ACTION ITEM:
Identify and pull out each line of the entries in which "this" occurs.

(Data excerpts)
* * * * *
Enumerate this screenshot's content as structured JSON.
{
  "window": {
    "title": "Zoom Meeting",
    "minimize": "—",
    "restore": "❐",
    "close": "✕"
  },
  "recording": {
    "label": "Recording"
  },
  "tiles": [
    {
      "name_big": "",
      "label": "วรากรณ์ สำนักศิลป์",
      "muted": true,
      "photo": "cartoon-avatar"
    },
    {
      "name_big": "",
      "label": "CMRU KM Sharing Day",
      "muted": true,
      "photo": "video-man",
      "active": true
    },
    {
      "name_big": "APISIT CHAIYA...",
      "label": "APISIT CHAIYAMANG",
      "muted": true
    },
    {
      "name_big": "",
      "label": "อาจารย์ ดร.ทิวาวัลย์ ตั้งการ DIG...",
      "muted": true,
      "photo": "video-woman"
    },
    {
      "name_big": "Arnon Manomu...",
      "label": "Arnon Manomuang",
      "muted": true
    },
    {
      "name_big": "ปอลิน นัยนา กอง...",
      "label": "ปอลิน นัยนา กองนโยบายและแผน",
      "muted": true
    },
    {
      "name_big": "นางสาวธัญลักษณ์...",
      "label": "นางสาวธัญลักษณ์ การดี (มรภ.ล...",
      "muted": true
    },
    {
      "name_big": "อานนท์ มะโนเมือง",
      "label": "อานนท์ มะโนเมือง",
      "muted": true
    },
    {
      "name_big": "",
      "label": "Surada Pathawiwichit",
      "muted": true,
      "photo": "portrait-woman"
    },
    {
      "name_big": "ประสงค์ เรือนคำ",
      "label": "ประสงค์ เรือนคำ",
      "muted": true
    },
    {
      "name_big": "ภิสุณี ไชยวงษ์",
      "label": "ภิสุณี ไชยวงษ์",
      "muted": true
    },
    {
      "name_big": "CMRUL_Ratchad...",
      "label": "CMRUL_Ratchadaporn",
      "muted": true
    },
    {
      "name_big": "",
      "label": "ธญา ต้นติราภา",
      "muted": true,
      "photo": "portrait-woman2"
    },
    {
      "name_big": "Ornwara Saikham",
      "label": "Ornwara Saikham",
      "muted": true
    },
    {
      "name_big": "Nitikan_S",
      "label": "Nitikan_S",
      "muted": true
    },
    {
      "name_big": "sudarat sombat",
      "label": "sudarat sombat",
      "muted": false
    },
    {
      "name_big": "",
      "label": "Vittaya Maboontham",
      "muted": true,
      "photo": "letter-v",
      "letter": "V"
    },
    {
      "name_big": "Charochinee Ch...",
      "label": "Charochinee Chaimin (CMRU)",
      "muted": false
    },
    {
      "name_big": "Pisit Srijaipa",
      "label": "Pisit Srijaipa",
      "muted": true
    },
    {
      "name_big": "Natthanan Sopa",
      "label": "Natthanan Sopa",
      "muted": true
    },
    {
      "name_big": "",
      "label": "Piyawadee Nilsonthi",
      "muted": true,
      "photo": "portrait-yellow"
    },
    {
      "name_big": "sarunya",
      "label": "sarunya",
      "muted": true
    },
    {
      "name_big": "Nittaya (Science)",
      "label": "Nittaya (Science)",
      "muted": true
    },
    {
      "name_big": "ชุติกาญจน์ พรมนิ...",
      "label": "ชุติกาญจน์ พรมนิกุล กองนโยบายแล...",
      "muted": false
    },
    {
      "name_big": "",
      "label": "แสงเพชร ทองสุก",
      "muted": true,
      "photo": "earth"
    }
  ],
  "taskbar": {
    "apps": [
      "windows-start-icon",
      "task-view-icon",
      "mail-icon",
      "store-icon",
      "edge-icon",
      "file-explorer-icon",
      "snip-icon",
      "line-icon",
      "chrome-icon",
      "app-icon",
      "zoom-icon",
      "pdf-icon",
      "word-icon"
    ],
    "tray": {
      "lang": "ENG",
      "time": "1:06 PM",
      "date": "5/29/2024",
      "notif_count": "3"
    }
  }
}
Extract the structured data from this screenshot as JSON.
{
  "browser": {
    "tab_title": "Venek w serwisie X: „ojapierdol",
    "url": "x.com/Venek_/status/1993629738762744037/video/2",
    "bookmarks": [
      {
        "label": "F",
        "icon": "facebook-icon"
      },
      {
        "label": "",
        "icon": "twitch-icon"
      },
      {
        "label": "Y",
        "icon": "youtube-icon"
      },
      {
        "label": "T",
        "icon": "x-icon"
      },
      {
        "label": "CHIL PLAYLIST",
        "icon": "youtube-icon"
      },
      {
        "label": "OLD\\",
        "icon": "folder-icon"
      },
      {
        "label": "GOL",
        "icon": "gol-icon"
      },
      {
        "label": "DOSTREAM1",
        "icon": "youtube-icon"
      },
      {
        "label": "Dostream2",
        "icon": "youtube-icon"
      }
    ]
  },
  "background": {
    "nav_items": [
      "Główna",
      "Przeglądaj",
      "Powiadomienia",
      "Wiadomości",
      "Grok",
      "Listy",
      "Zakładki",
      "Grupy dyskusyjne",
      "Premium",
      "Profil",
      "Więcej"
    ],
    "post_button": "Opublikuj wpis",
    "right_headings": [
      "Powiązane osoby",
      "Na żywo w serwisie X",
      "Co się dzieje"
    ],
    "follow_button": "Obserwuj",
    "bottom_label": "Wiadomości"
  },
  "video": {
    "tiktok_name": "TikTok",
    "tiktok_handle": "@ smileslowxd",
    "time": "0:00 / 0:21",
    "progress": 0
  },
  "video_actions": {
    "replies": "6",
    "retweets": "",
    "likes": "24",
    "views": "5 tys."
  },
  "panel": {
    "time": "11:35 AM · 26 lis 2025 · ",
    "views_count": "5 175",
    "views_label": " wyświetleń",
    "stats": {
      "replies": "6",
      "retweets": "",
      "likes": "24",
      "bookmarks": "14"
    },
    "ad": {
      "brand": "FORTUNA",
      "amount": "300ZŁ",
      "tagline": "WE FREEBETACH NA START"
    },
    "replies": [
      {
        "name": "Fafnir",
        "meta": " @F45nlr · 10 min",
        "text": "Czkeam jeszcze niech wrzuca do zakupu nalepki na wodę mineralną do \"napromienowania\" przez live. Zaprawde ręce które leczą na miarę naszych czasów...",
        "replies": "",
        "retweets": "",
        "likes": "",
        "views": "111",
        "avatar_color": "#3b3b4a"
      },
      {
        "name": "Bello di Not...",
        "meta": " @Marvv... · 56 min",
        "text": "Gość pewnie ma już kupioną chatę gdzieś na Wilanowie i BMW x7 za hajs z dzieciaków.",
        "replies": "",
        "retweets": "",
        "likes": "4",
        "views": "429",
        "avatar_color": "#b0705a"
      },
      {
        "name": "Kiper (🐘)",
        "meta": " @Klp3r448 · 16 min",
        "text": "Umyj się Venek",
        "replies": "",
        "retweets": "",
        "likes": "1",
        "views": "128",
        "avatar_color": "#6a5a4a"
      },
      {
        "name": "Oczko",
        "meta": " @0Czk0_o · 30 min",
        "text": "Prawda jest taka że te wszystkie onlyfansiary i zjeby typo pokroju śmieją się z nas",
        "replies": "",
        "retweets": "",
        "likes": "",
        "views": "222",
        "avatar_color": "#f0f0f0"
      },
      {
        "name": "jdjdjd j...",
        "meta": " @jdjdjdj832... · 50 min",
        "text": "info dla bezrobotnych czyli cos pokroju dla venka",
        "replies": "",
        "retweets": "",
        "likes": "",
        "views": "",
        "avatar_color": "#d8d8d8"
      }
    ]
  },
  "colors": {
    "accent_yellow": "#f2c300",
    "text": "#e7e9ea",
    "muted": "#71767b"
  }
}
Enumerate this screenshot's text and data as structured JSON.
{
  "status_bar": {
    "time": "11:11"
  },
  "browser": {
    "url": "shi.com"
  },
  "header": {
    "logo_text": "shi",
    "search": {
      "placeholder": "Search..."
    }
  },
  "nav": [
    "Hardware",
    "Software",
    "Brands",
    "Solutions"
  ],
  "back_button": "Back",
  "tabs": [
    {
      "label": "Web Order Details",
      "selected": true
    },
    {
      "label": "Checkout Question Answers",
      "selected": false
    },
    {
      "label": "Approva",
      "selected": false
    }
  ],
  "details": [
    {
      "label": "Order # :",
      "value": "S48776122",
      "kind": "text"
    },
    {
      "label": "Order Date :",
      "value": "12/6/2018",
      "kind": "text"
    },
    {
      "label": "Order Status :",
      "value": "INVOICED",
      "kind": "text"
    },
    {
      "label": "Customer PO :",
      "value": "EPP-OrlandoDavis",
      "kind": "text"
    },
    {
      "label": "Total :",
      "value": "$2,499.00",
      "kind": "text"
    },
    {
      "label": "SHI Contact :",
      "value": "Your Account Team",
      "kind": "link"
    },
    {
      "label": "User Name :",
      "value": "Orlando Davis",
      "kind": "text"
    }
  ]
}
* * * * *
RESULT:
Enumerate this screenshot's content as structured JSON.
Extract the structured data from this screenshot as JSON.
Enumerate this screenshot's text and data as structured JSON.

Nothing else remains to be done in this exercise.